== Data to use ==

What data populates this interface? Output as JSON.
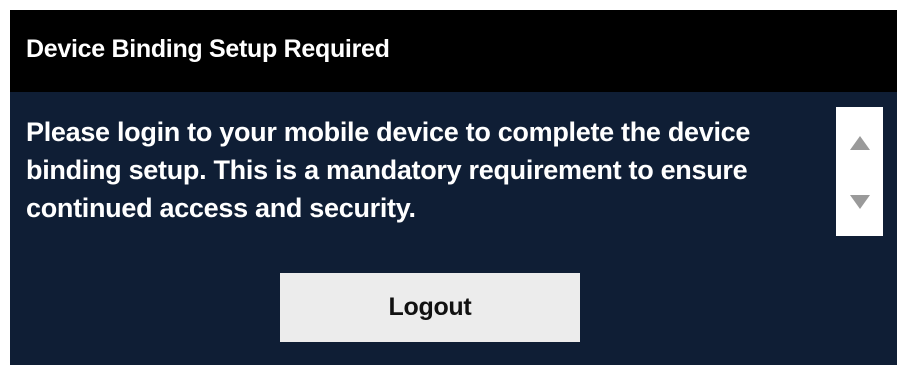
{
  "dialog": {
    "title": "Device Binding Setup Required",
    "message": "Please login to your mobile device to complete the device binding setup. This is a mandatory requirement to ensure continued access and security.",
    "logout_label": "Logout"
  },
  "scrollbar": {
    "up_icon": "triangle-up-icon",
    "down_icon": "triangle-down-icon"
  },
  "colors": {
    "titlebar_bg": "#000000",
    "dialog_bg": "#0f1e35",
    "text": "#ffffff",
    "button_bg": "#ececec",
    "arrow": "#9a9a9a"
  }
}
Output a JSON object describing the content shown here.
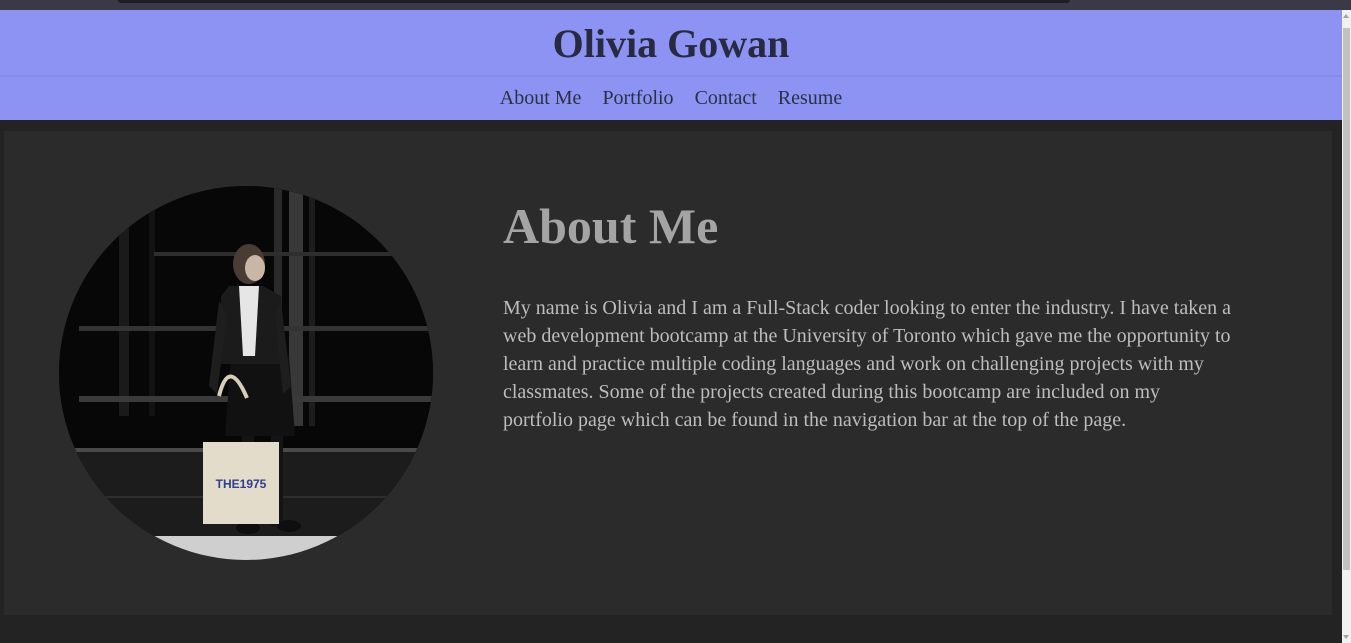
{
  "header": {
    "title": "Olivia Gowan"
  },
  "nav": {
    "items": [
      "About Me",
      "Portfolio",
      "Contact",
      "Resume"
    ]
  },
  "about": {
    "heading": "About Me",
    "text": "My name is Olivia and I am a Full-Stack coder looking to enter the industry. I have taken a web development bootcamp at the University of Toronto which gave me the opportunity to learn and practice multiple coding languages and work on challenging projects with my classmates. Some of the projects created during this bootcamp are included on my portfolio page which can be found in the navigation bar at the top of the page.",
    "photo": {
      "bag_text": "THE1975"
    }
  },
  "colors": {
    "header_bg": "#8c93f3",
    "page_bg": "#232323",
    "card_bg": "#2b2b2b",
    "heading_color": "#a4a4a4",
    "body_text": "#bdbdbd"
  }
}
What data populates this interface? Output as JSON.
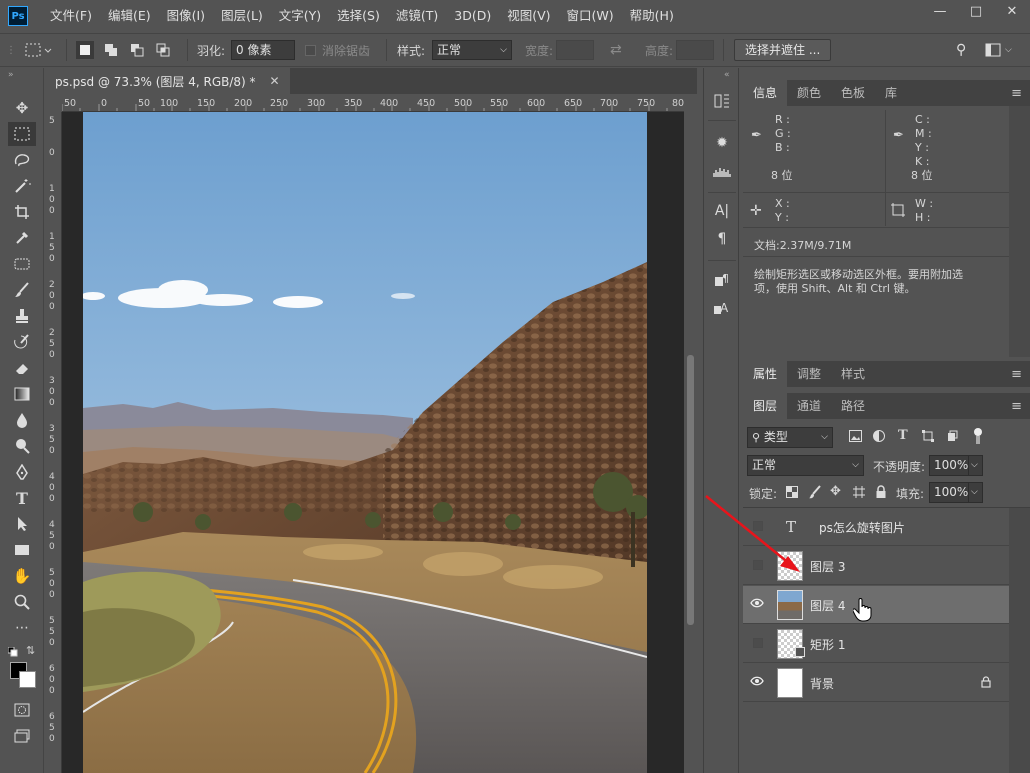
{
  "app": {
    "logo": "Ps",
    "menu": [
      "文件(F)",
      "编辑(E)",
      "图像(I)",
      "图层(L)",
      "文字(Y)",
      "选择(S)",
      "滤镜(T)",
      "3D(D)",
      "视图(V)",
      "窗口(W)",
      "帮助(H)"
    ],
    "window_controls": [
      "minimize-icon",
      "restore-icon",
      "close-icon"
    ]
  },
  "options": {
    "feather_label": "羽化:",
    "feather_value": "0 像素",
    "antialias_label": "消除锯齿",
    "style_label": "样式:",
    "style_value": "正常",
    "width_label": "宽度:",
    "height_label": "高度:",
    "select_mask_button": "选择并遮住 ..."
  },
  "document": {
    "tab_title": "ps.psd @ 73.3% (图层 4, RGB/8) *",
    "ruler_h": [
      "50",
      "0",
      "50",
      "100",
      "150",
      "200",
      "250",
      "300",
      "350",
      "400",
      "450",
      "500",
      "550",
      "600",
      "650",
      "700",
      "750",
      "80"
    ],
    "ruler_v": [
      "5",
      "0",
      "1 0 0",
      "1 5 0",
      "2 0 0",
      "2 5 0",
      "3 0 0",
      "3 5 0",
      "4 0 0",
      "4 5 0",
      "5 0 0",
      "5 5 0",
      "6 0 0",
      "6 5 0"
    ]
  },
  "info_panel": {
    "tabs": [
      "信息",
      "颜色",
      "色板",
      "库"
    ],
    "rgb_labels": [
      "R :",
      "G :",
      "B :"
    ],
    "bit_left": "8 位",
    "cmyk_labels": [
      "C :",
      "M :",
      "Y :",
      "K :"
    ],
    "bit_right": "8 位",
    "xy_labels": [
      "X :",
      "Y :"
    ],
    "wh_labels": [
      "W :",
      "H :"
    ],
    "doc_size": "文档:2.37M/9.71M",
    "hint_line1": "绘制矩形选区或移动选区外框。要用附加选",
    "hint_line2": "项，使用 Shift、Alt 和 Ctrl 键。"
  },
  "properties_panel": {
    "tabs": [
      "属性",
      "调整",
      "样式"
    ]
  },
  "layers_panel": {
    "tabs": [
      "图层",
      "通道",
      "路径"
    ],
    "filter_kind": "类型",
    "blend_mode": "正常",
    "opacity_label": "不透明度:",
    "opacity_value": "100%",
    "lock_label": "锁定:",
    "fill_label": "填充:",
    "fill_value": "100%",
    "layers": [
      {
        "name": "ps怎么旋转图片",
        "kind": "text",
        "visible": false,
        "selected": false
      },
      {
        "name": "图层 3",
        "kind": "pixel",
        "visible": false,
        "selected": false
      },
      {
        "name": "图层 4",
        "kind": "photo",
        "visible": true,
        "selected": true
      },
      {
        "name": "矩形 1",
        "kind": "shape",
        "visible": false,
        "selected": false
      },
      {
        "name": "背景",
        "kind": "background",
        "visible": true,
        "selected": false,
        "locked": true
      }
    ]
  },
  "colors": {
    "accent": "#31a8ff",
    "annotation_arrow": "#e8141b"
  }
}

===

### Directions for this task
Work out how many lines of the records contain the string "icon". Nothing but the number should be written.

### Solution
5